(Dataset rows for apps and sites)

<<<<

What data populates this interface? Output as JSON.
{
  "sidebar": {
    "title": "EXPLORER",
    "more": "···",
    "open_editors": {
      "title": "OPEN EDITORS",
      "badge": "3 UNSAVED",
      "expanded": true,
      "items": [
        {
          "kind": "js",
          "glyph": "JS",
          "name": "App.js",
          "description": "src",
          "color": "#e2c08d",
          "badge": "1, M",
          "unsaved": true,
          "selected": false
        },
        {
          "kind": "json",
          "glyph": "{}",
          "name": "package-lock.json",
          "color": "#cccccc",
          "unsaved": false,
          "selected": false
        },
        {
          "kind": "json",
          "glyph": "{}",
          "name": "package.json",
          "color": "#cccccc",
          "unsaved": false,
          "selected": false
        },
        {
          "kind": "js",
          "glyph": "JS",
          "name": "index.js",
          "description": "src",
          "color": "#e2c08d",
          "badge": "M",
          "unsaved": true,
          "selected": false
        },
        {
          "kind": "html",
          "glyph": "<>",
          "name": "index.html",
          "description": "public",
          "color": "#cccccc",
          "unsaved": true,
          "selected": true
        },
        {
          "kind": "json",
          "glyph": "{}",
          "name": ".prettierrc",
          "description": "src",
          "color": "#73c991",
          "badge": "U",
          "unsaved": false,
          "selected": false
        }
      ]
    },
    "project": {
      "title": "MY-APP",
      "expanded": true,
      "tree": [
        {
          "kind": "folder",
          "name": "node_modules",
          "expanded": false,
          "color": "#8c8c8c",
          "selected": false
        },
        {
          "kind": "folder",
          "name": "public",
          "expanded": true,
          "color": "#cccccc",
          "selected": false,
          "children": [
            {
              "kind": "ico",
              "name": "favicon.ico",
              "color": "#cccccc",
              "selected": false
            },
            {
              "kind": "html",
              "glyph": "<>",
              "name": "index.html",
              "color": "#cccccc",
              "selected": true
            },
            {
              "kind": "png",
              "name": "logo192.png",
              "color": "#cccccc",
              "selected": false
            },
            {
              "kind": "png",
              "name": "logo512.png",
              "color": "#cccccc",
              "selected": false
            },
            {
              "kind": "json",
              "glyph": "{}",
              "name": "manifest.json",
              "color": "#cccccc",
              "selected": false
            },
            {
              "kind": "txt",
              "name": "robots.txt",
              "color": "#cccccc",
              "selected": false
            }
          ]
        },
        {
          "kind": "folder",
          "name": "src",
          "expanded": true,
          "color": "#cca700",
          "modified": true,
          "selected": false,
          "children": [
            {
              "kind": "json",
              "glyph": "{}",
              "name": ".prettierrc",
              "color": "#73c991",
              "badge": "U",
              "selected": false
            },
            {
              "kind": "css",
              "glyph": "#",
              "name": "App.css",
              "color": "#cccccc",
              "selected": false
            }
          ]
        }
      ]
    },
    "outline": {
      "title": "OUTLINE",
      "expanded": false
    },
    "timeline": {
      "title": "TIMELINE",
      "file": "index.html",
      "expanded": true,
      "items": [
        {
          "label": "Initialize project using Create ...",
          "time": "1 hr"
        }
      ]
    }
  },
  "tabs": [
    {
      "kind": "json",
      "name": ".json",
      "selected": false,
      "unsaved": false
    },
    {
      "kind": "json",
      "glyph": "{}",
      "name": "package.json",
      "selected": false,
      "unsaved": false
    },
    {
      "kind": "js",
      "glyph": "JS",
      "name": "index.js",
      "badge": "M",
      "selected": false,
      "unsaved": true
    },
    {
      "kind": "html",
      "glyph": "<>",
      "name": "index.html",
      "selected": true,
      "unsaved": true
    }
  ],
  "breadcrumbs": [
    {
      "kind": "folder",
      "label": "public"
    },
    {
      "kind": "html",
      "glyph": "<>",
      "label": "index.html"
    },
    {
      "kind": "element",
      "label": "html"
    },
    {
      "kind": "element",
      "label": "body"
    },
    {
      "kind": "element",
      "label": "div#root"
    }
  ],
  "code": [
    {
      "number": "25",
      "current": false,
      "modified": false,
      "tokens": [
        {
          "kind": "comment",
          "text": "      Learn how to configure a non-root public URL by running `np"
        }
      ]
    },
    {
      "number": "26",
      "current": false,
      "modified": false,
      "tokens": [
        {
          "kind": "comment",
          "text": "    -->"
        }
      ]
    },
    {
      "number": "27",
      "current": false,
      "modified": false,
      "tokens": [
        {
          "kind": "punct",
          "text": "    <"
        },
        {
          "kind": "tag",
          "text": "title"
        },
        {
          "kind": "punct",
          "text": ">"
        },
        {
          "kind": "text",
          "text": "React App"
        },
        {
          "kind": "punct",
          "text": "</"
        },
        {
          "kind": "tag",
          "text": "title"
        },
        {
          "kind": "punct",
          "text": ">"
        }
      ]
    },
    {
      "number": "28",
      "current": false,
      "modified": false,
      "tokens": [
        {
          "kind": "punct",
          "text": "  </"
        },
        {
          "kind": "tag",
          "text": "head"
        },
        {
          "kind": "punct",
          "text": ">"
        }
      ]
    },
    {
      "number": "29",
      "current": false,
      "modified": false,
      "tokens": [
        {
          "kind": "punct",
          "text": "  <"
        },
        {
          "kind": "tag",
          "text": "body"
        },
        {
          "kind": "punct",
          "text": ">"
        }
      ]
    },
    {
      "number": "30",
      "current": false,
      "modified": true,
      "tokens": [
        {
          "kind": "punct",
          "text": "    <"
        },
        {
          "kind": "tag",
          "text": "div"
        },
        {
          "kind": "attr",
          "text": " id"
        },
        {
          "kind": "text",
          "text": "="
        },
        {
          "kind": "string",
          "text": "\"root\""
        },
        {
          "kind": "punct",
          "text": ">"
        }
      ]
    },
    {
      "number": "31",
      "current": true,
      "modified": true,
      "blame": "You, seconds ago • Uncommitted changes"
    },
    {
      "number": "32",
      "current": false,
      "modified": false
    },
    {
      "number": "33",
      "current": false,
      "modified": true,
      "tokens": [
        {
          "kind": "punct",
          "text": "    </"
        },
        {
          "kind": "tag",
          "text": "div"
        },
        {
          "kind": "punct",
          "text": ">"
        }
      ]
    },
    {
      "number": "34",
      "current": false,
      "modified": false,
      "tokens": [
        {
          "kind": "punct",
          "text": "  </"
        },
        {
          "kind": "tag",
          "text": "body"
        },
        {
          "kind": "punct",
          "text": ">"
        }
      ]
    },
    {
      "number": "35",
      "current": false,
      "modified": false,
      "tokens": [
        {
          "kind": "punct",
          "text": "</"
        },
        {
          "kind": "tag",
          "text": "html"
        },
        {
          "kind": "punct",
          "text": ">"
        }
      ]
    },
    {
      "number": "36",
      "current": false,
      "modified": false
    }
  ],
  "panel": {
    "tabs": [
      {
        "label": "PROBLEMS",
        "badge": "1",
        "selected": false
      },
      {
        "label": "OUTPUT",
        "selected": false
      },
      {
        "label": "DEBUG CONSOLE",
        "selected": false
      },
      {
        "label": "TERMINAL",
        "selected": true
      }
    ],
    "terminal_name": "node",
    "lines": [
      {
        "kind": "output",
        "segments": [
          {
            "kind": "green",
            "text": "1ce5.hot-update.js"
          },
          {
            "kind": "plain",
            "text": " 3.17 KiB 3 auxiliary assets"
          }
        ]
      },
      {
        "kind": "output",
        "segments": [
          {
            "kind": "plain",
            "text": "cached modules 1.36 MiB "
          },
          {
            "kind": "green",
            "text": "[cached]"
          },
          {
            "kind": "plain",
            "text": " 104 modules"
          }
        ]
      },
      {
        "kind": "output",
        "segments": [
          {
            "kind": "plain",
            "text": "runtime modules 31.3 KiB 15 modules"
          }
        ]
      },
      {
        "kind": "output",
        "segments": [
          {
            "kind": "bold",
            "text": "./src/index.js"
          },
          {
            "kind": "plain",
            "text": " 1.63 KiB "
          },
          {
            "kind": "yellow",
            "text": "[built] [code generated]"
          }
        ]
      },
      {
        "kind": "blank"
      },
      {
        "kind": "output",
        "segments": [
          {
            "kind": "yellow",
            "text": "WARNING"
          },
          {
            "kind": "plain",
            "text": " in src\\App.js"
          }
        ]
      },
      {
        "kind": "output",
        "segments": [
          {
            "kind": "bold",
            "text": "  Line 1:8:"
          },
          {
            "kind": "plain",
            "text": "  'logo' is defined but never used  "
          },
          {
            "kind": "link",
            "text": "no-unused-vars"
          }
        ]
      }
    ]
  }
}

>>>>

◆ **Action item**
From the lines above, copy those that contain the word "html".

◆ **Written response**
          "kind": "html",
          "name": "index.html",
              "kind": "html",
              "name": "index.html",
      "file": "index.html",
      "kind": "html",
      "name": "index.html",
      "kind": "html",
      "label": "index.html"
      "label": "html"
          "text": "html"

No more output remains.